A final question for Marut is one that everyday consumers will be increasingly asking in 2019: What about 5G devices? "That's one of the challenges we have right now. We're waiting with bated breath," he said.
However, Marut said that Rush is "a huge Apple shop," as many of the hospital's physicians and staff use iPhones and iPads. That could create problems, Marut acknowledged, considering Apple is widely expected to skip 5G this year and instead release its first 5G phone in the fall of 2020. In the meantime, Marut said, Rush plans to get Android 5G devices up and running shortly.
The 5G enterprise opportunity
Rush's interest in 5G is particularly important because a wide variety of top players in the wireless industry have pointed to the enterprise opportunity in 5G as perhaps more important than the consumer opportunity. (See The 5G Enterprise Conversation.)
That's a noteworthy position, considering 4G LTE rose to prominence on the back of consumers' widespread embrace of smartphones like the iPhone. Such phones, coupled with speedy wireless networks, created opportunities like ride-sharing through services like Uber and mobile payments through services like Apple Pay. Such developments raise the obvious question: What will 5G be used for?
"The early opportunities are going to be in enterprise," AT&T's John Donovan, head of the company's 5G business, explained at an investor event late last year. "We're seeing a lot of demand from enterprise customers for blurring the line between what has historically been a wide area network, mobile, with a local area network, which has traditionally been wired.”

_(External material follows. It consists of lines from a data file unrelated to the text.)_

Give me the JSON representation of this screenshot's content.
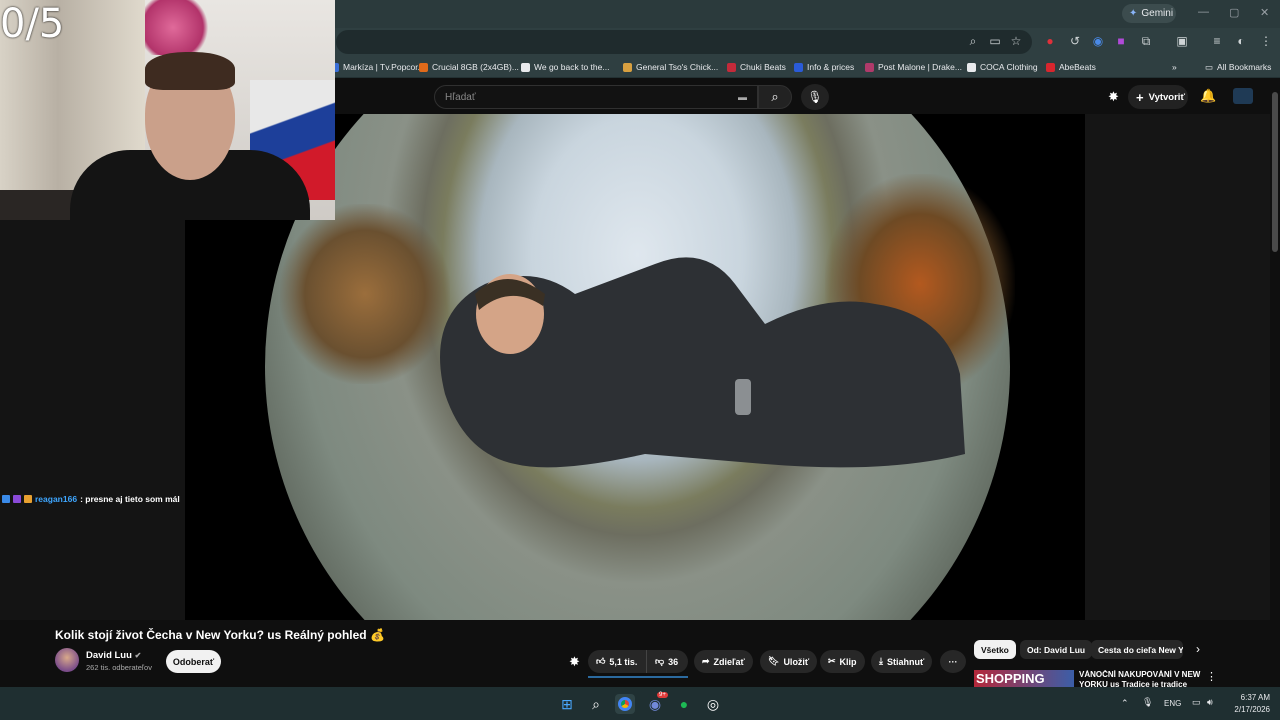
{
  "browser": {
    "gemini_label": "Gemini",
    "bookmarks": [
      {
        "label": "Markíza | Tv.Popcor...",
        "color": "#3a6fd8"
      },
      {
        "label": "Crucial 8GB (2x4GB)...",
        "color": "#e06a1a"
      },
      {
        "label": "We go back to the...",
        "color": "#e8eaed"
      },
      {
        "label": "General Tso's Chick...",
        "color": "#d8a040"
      },
      {
        "label": "Chuki Beats",
        "color": "#c42a3a"
      },
      {
        "label": "Info & prices",
        "color": "#2a5bd8"
      },
      {
        "label": "Post Malone | Drake...",
        "color": "#b03a6a"
      },
      {
        "label": "COCA Clothing",
        "color": "#e8eaed"
      },
      {
        "label": "AbeBeats",
        "color": "#d8262e"
      }
    ],
    "all_bookmarks_label": "All Bookmarks"
  },
  "youtube": {
    "search_placeholder": "Hľadať",
    "create_label": "Vytvoriť",
    "video_title": "Kolik stojí život Čecha v New Yorku? us Reálný pohled 💰",
    "channel_name": "David Luu",
    "subscriber_count": "262 tis. odberateľov",
    "subscribe_label": "Odoberať",
    "actions": {
      "likes": "5,1 tis.",
      "dislikes": "36",
      "share": "Zdieľať",
      "save": "Uložiť",
      "clip": "Klip",
      "download": "Stiahnuť",
      "more": "···"
    },
    "chips": [
      "Všetko",
      "Od: David Luu",
      "Cesta do cieľa New Yo"
    ],
    "recommendation": {
      "thumb_text": "SHOPPING",
      "title": "VÁNOČNÍ NAKUPOVÁNÍ V NEW YORKU us Tradice je tradice"
    }
  },
  "stream_overlay": {
    "counter": "0/5",
    "chat": {
      "username": "reagan166",
      "message": ": presne aj tieto som mál"
    }
  },
  "taskbar": {
    "language": "ENG",
    "time": "6:37 AM",
    "date": "2/17/2026",
    "discord_badge": "9+"
  }
}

Verizon executives have made similar statements. For example, last year Verizon's Ronan Dunne counted off seven specific enterprise segments where Verizon plans to target its 5G efforts: retail, healthcare, gaming, stock trading, smart cities, stadium experiences and precision manufacturing.
As those in the industry have explained, each of these sectors might use 5G differently. For example, Disney is testing 5G with Verizon for cloud-based production workflows, live volumetric video and delivery of movies to theaters, while AT&T is testing how 5G could impact manufacturing via an "Innovation Zone" in Austin, Texas, with partner Samsung.
But, as a number of analysts have pointed out, the enterprise sector doesn't move nearly as quickly as the consumer sector. As Rush's Marut said, the hospital is moving forward with services that likely won't be available to patients for years to come, simply based on the complexities of the technologies involved, the regulations around healthcare services, an the massive legacy architecture inherited from decades of analog systems.
Thus, the ultimate question for operators is whether they will be able to reap benefits from 5G quickly enough to satiate investors while ensuring long-term opportunities remain intact.